To go deeper into the wild, we had to descend into the dry river bed. The sandy bottom was full of elephant poop and eventually we spotted some foot prints. Everything was so quiet, and we were cruising at almost zero speed, trying to make as little noise as possible. 15 meters high acacia trees shaded the river bed so vast that we were unable to see the banks, our lilliputian vehicle lost, dwarfed, nullified. Then the bull appeared, and suddenly the astonishing scale of the landscape made sense.
He allowed us to watch, and it was so quiet that we could hear him chewing on bark. Desert elephants don’t need to drink every day and their tusks are smaller, due to the scarcity of nutrients in their environment. But this guy was an impressive size and we were hoping to see him again later, as we would set up camp downstream, into the river bed. Looking for a spot to pitch our tents we met more surreal creatures: slender giraffes, Oryx, ostriches, guinea fowls…
Giraffe footprint: guess the walking direction!
We enjoyed more red wine with our braai, then it was time to have some rest. Lying under our mosquito nets, we saw everything, we heard everything. The sky was white with stars, jackals and birds were calling their mates, the river was silent, smelling of heat and sand. It was one of the most relaxing places we ever slept in and we woke up when it was still dark, when the bull from earlier passed by our camp, snacking on more bark. We were humbled by the respect wild animals had for us, keeping the right distance from our camp, allowing us in their home for one surreal night. And we don’t think we were under influence there, it is that simple. We live together, we share, we survive.
Of course, the sunrise was just as psychedelic, a white haze filling up the valley, deserts flower delicately scenting the dry, fresh air.

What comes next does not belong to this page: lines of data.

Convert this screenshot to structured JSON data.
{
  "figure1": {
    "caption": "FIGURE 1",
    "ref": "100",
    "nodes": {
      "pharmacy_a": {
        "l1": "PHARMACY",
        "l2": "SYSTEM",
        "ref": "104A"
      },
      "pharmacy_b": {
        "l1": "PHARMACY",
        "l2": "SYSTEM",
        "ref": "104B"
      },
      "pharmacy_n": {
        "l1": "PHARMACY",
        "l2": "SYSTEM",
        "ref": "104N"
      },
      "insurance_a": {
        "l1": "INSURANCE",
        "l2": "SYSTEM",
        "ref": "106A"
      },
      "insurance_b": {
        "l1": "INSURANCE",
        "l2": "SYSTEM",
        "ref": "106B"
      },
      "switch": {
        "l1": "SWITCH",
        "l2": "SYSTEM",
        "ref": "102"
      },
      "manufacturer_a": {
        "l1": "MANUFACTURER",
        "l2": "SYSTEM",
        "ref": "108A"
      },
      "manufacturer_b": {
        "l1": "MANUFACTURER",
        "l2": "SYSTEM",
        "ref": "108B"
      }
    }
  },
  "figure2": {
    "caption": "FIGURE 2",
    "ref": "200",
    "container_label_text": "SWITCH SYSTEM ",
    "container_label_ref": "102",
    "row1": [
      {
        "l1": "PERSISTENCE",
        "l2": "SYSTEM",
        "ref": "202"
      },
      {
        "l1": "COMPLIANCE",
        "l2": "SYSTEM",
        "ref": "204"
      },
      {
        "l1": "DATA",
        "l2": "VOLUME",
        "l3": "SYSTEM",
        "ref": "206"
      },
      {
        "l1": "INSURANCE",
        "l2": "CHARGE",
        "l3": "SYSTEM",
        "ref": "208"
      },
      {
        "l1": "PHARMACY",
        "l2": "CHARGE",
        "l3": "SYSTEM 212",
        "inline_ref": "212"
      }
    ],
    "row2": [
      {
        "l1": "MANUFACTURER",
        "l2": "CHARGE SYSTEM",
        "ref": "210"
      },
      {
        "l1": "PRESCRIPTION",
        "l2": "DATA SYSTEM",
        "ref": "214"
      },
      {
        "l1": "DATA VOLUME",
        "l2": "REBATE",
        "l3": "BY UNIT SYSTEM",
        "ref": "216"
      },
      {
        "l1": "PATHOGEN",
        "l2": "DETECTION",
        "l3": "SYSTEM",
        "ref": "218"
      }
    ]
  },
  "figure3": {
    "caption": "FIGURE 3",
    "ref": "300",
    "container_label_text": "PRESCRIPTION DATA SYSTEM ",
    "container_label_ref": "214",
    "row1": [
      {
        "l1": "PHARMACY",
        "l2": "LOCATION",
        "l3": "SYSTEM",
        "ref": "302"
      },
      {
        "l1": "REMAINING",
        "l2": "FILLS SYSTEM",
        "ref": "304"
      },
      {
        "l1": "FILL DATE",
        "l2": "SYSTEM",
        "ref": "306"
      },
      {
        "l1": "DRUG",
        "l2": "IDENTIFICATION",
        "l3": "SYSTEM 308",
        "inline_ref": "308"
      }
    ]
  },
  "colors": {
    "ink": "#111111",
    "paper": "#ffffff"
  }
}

Tea was brewed, sandwiches were fixed, tents were packed, careful to remove all traces of our ephemeral campsite. The sun was obliterating smell and vision, air too hot already. Jackals, antelopes, ostriches, baboons were going about their business.
Going back we took a different way through the river bed, wondering at the huge exposed roots of the trees, unsuccessfully trying to picture the river flooded with water. Some fresh elephant poop and recent footprints appeared: two babies with some adults maybe. Incredulously, we followed them along, and here they were, a bunch of elephant mammas with the little ones, taking a lovely sand bath!
With all the antelopes swarming the land, that had to be a predator’s heaven. Soon we met the proof: fresh lion foot prints, lots of them, cubs with adults. We tracked them for a while, thrilled, but of course the lions remained elusive, minding their own business in the perfectly matching colors of the veld.
Urma unor pui de leu
Lion foot print
Laba de leu adult si palma Anei
Adult lion paw next to Ana’s hand
As we drove on, the sandy bottom started oozing water, brittle desert plants giving way to a marshy field of tall grass, where another bull was enjoying his beauty mud bath.
Exiting the river bed back into the veld, our party of three was still as boozed as the day before, but more quiet, nostalgic, really. Our awesome escape was coming to a close.
On our way back we stopped again for the mandatory ginger liquor, but some beers later, 80 kilometers before home, we remembered one must not drink and drive. So we parked at the pass lodge, which belongs to a friend of Vitals, to collect our composure with the aid of several double gin and tonic. The lodge was built in an environmentally friendly way in a pristine conservancy, on the rim of the ancient Gondwana split, among 132 million years old volcanic mountains. But the night was young, the view was stunning, and our generous hosts proposed dinner and bungalows perching on the edge of the canyon. So we stayed. Tempering the pampering with two bottles of red.
In our so-called Western world, we live far from the wild. We work hard to maintain the boundaries. Some even believe that we have become a species disconnected from the natural mechanisms of life. But in a place like this, one cannot help but wonder, “how could I possibly want more, something else?” Just open the eye into the world, and see.